TAIPEI (Taiwan News)—I-Mei Foods Co. (義美食品) General Manager Luis Ko (高志明), who is also the Chairman of search engine company Openfind, gathered experts in the technology industry and academia to discuss the direction of a new Taiwan digital technology and government policy association (台灣數位科技和政策協進會) Saturday.
“The aim of the association is to serve as a platform to integrate technology expert opinions, and submit collective recommendations to the government,” said Ko at the association’s founding meeting that took place at the Gloria Prince Hotel in Taipei.
There have been a lot of similar technology associations in the past, but never a large consortium of tech experts to pressure the government with collective opinions to take action and make needed changes, he added.
“We need to just do it, and not just sit here discussing topics,” said Ko.
“We’ve all been in many ‘NATO organizations’, No Action Talk Only, this organization will be action first,” said Annie Lee (李安妮), senior researcher of Taiwan Research Institute (TRI).

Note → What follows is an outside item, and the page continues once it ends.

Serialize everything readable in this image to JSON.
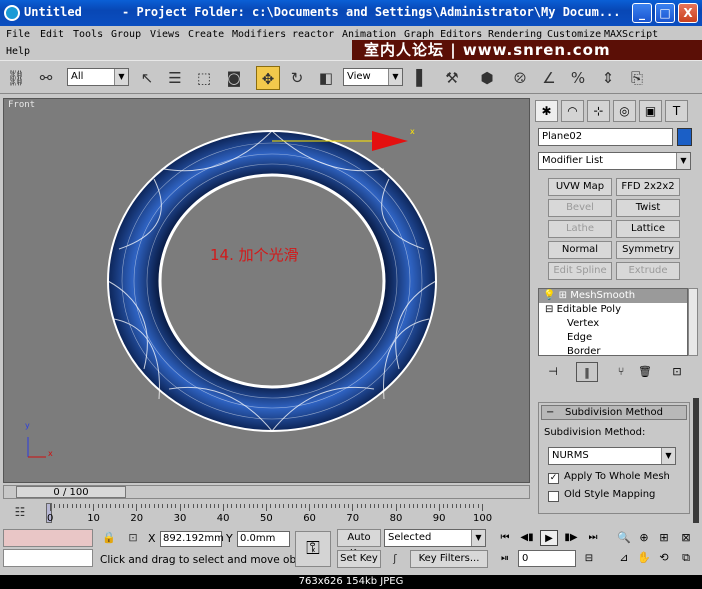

Ko specifically called to attention President Tsai Ing-wen’s administration needs to follow through on election promises, such as amending three-decade-old outdated government procurement laws, and shape up tendering processes.
The majority of 30 technology experts from industry and professors, such as Jane Hsu (許永真), Director of NTU IoX Center that joined the meeting agreed with the recommendations, with many pointing out Taiwan’s government policies and laws were impeding local technology industry’s progress and even driving down private technology company profits resulting in lower base salaries for university graduates.
Lee, who is a senior researcher at TRI, criticized the government did not acknowledge the differences between intellectual property procurement and industrial procurement.
Taiwan’s TEDx Ambassador and curator Luke Lee (李欣龍) noted that the Taiwanese government viewed intellectual property procurement in the same light as industrial procurement, while working as an information security consultant at KPMG 15 years ago.
Several senior business executives in the technology industry criticized government tender practices, as they often pressured businesses to take a 10 percent cut from sealed procurement deals, thus diminishing company profits, and even resulting in losses of NT$3 million-4 million (US$98,879 to 1.32 million) for companies that signed up, said Spark Wang (王泰元), Vice President of HYWeb (凌網科技).
“The government should not promise businesses a procurement budget, and then ask them to take a deduction in the final stages of the deal,” he said.
EFA Technology (曜發科技）General Manager Ider Chen (陳褘德) also agreed that such practices were particularly harmful to company profits, and that many companies still had to comply with government demands because it would affect their capability to pay employees salaries next month.
He urged the government should take the lead in creating a healthy business environment by delivering the promised procurement amount to businesses.
Both Chen and Inter Information (英特內軟體) General Manager Yuan Lee also noted Taiwan’s low salary environment was making it difficult to find and retain coding talent in Taiwan because of more lucrative salaries offered in China.
“Even selling fried chicken fillets has become more profitable than being an engineer in Taiwan,” said Chen.
“The government should really raise the base salary from NT$180 to NT$200 (per hour) to solve this issue,” said Ko.
No agreements on the association framework nor priorities were reached at the meeting, although members agreed to keep the association an apolitical non-profitable organization free from the involvement of lawmakers.
“We expect to finish preparations and officially launch the consortium within two to three weeks time,” said Perry Chang, President of Galaxy Software Services (叡揚資訊股份有限公司).